I was recently asked to join an interview panel and assist in the recruiting of a staff member for a local company. It was a full day spent interviewing a number of applicants for a full time role. Of the three members of the panel, I was the only ‘outsider’ and Coach/Behavioural Analysis qualified person.
So how did the day go?
To begin with, I got a real sense from the others on the panel that they were happy to have an ‘expert’ in their company. One even commented how it was great to have someone who knew how to talk to people on the panel.
I knew nothing about the company apart from what I researched before the interview day. However, this freed me up to focus on the interviewee. I was able to use my skills to build rapport, tune into the non-verbal communication from each candidate and ask questions that allowed the others on the panel to see a different side of the candidate. That’s not to say that I tried to ‘catch’ the interviewee out, but my non-involvement in the organisation allowed me to focus on the person beinging interviewed rather than the more traditional focus of interviewers on what they know; the job and the company.
I believe that such ‘freedom’ allowed us as an interview panel to access additional information about the candidate. I noticed that after each interview, during our discussion, the others on the panel sought my views on the interviewee as a person from a behavioural perspective before discussing their views in relation to the candidate’s ‘fit’ for the job. In many cases, I believe I was able to highlight things I had noticed from a Coach/Behaviourist perspective. I was able to better pick up on specific things that were said (or not said) during the interview. I was able to challenge the interviewee on these things in order to get a better picture of the person and how they might be a fit (or not) for the role.
Some companies outsource their recruitment process so that there is little or no involvement in the selection process (particularly at the early stages of the interview process). However, in general, when a candidate gets to the final rounds of interview for a position they very often find themselves in a ‘trial’ situation where the interviewers are all company people, often with little or no interview skills (or questioning skills). I believe that this can result in a poor interview and the wrong person being selected.

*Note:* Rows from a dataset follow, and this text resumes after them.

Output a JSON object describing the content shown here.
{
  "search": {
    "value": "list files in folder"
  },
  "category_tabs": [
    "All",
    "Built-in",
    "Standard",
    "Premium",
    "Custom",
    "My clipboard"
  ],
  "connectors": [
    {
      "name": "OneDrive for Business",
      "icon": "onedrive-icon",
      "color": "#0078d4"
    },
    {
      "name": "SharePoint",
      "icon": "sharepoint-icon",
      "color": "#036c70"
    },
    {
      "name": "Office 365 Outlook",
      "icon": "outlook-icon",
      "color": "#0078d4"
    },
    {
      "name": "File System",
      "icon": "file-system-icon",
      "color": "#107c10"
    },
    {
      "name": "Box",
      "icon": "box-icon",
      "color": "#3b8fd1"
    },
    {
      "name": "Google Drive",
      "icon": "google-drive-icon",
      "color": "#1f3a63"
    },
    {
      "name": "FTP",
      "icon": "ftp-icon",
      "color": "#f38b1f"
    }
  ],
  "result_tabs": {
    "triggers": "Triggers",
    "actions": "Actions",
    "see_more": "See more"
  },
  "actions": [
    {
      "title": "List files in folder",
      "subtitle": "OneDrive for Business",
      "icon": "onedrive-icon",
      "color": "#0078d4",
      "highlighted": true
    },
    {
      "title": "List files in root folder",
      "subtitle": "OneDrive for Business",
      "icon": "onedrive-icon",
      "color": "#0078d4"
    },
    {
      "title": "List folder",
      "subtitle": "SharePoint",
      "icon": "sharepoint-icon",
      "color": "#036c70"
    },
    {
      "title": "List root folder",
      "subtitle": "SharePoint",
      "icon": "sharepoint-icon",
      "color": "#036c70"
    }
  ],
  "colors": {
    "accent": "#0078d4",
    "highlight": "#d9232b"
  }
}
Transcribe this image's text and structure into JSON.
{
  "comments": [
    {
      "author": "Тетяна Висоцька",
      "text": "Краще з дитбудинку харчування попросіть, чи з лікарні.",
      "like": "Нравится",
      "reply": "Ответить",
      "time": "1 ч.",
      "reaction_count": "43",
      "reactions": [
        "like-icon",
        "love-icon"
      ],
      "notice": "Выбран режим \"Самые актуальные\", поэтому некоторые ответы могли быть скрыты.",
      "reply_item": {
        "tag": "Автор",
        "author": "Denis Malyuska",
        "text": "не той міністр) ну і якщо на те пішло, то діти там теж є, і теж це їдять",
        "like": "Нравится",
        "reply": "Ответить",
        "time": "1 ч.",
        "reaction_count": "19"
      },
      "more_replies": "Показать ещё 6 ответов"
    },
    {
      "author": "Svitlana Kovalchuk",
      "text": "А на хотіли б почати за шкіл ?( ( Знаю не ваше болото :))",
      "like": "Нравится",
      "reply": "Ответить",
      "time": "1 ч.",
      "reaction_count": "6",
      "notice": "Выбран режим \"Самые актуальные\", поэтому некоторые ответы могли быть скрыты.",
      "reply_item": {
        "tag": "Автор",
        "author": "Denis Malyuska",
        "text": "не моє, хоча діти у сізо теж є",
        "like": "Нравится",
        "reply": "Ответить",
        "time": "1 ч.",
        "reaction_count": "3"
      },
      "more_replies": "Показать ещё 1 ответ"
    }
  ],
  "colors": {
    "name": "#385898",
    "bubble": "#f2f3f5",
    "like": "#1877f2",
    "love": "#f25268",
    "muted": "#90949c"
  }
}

Having an outsider (and specificaly a person who has qualifications in working closely with people) provides additional valuable information to aid in the recruitment of the right person.
Here are some reasons why I believe a suitably qualified external coach/behavioural analyst should be on an interview panel:
- Impartiality/independant (ensures fairness in the process)
- Ability to ask more challenging general questions
- Ability to pick up on specific issues within the interviewee’s answers
- Ability to monitor Non-verbals accurately
- Frees up in-house resources
- Advisors to the others on the panel on aspects of Human Behaviour
- Coach to the others on the panel in terms of approach or questionning
- Valued support to managers of small businesses who may not be able to form an Interview panel
- Ability to put interviewees at ease through effective rapport building
- More cost effective than many other recruitment formats.
I believe that many of the techniques used in the Coaching session environment are just as easily used in an interview environment. In the Coaching session the Coach should:
- Build rapport
- Be present for the client
- Listen to what is being said (and not being said)
- Ask searching questions
- Allow the client the space to express his/herself
- Mirror and reframe what has been said
- etc. etc
For an interview to be effective, I believe that the exact same techniques should be used:
- Building rapport with the interviewee will put the person at ease and enable clearer communication
- Being present for the client will ensure that the interviewer will pick up on any issues, nerves, hesitancy, etc. and be able to take the necessary action to deal effectively with it (rather than have the situation become emotionally charged)
- Listening to what is being said (and not being said) will enable the interviewer to challenge effectively in order to elicit a fuller picture of the candidate.
- Asking searching questions is always a goal in interviews because (let’s face it) there is a limited time to capture as much information as possible. However, very often interviewers don’t know what questions to ask and consequently can miss out on a valuable opportunity with the interviewee.
- Allow the client the space to express his/herself. Coaches understand the value of silence. Allowing the candidate the opportunity to express themselves rather than face a barrage of questions as the panel focuses on getting through their list in the alloted time frame can very often bring forth skills and abilities that would otherwise have been missed.
- Mirror and reframe what has been said. This is the ‘sanity’ check tool for any interviewer. If you don’t reframe what you have heard, you cannot be sure you heard it correctly. Some may argue that it is up to the interviewee to express themselves clearly and make sure that they are understood, which is true. However, communication is a two way system and I cannot be sure that you fully understood me if you haven’t communicated your understanding to me. This simple practice would allow me to clarify/correct any misunderstanding as well as improve my chances for employment.
Having gone through the process (and using my experience to reflect on occasions where I was interviewed in the past) I firmly believe that having a suitably qualified behaviourist on any interview panel has enormous benefits to the interview and recruitment process for both the interviewee and the company.
The next time you are thinking of interviewing for a role within your organisation, why not give it a try. The results might surprise you.
If you would like InnoChan Solutions to bring its expertise to one of your interview panels, please contact us on email@example.com to arrange a no obligation conversation where we can discuss your requirements.